I laughed and nearly cried while reading this story about brotherhood, family and responsibility. When Jordan begins to date a classmate who is referred to as Miss Sweet Tea by Josh, I could feel Josh’s growing confusion and sadness–as if he was losing his brother. I used to not enjoy books written in verse, but this book is pure excellence.
The Running Dream by Wendelin Van Draanen
Middle grade/YA realistic fiction, Running, Disability
High-schooler Jessica, who loves to run, loses her leg in an accident and must learn to live the rest of her life with a prosthetic limb.
I really appreciated that this story not only focused on Jessica’s emotional and physical recovery after losing her leg, but the other issues that arise simultaneously including coping with the death of a classmate due to the same accident, struggling with medical bills and learning to live with a disability.
I found Jessica to be a really decent human being. She wasn’t bratty, self-centered or arrogant. Van Draanen created a very likable character who, despite believing her world was coming to an end because she had to give up running forever, was open to change.

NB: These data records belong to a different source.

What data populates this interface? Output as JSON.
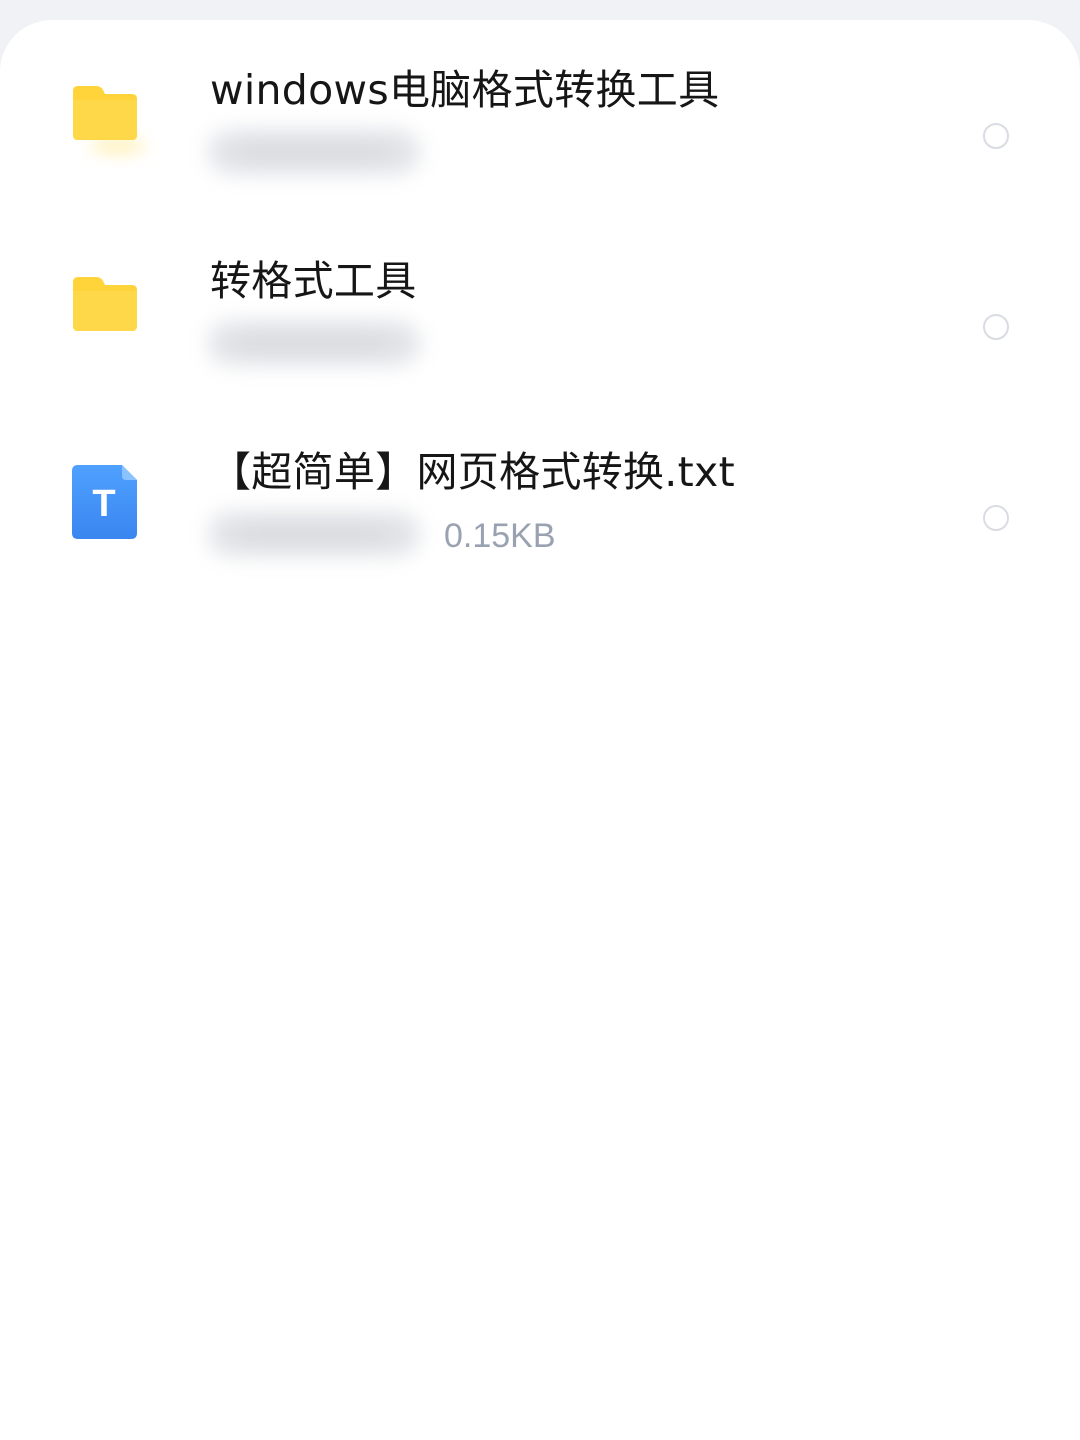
{
  "files": [
    {
      "name": "windows电脑格式转换工具",
      "type": "folder",
      "icon": "folder-icon",
      "meta_size": "",
      "selected": false
    },
    {
      "name": "转格式工具",
      "type": "folder",
      "icon": "folder-icon",
      "meta_size": "",
      "selected": false
    },
    {
      "name": "【超简单】网页格式转换.txt",
      "type": "txt",
      "icon": "txt-file-icon",
      "icon_letter": "T",
      "meta_size": "0.15KB",
      "selected": false
    }
  ],
  "colors": {
    "folder": "#FFD43B",
    "txt_icon": "#3E8EF7",
    "meta_text": "#9AA2B1",
    "background": "#F1F2F6"
  }
}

The greatest success of this story is the delivery of one its critical takeaways which is the importance of seeing someone for who they are and not just their disability. Jessica befriends Rosa, a classmate who lives with cerebral palsy, but she doesn’t relish in praising herself for doing so. She recognizes how she and others must treat Rosa on a daily basis and makes a conscious effort to change her own views and behaviors. When Jessica is determined to participate in a 10-mile race while pushing Rosa in a wheelchair, she diverts everyone’s attention from her efforts and shines the light on her new friend who is insightful, smart and a wonderful person who deserves to be heard and seen just like anyone else.
Again, I’m not much of a middle-grade reader, but all the ones I read recently were wonderful choices and I was glad to see them on this year’s summer reading list. I’m learning that realistic fiction is my preference when it comes to middle grade books. Be sure to let me know if you have any favorite middle-grade books that you think I might enjoy!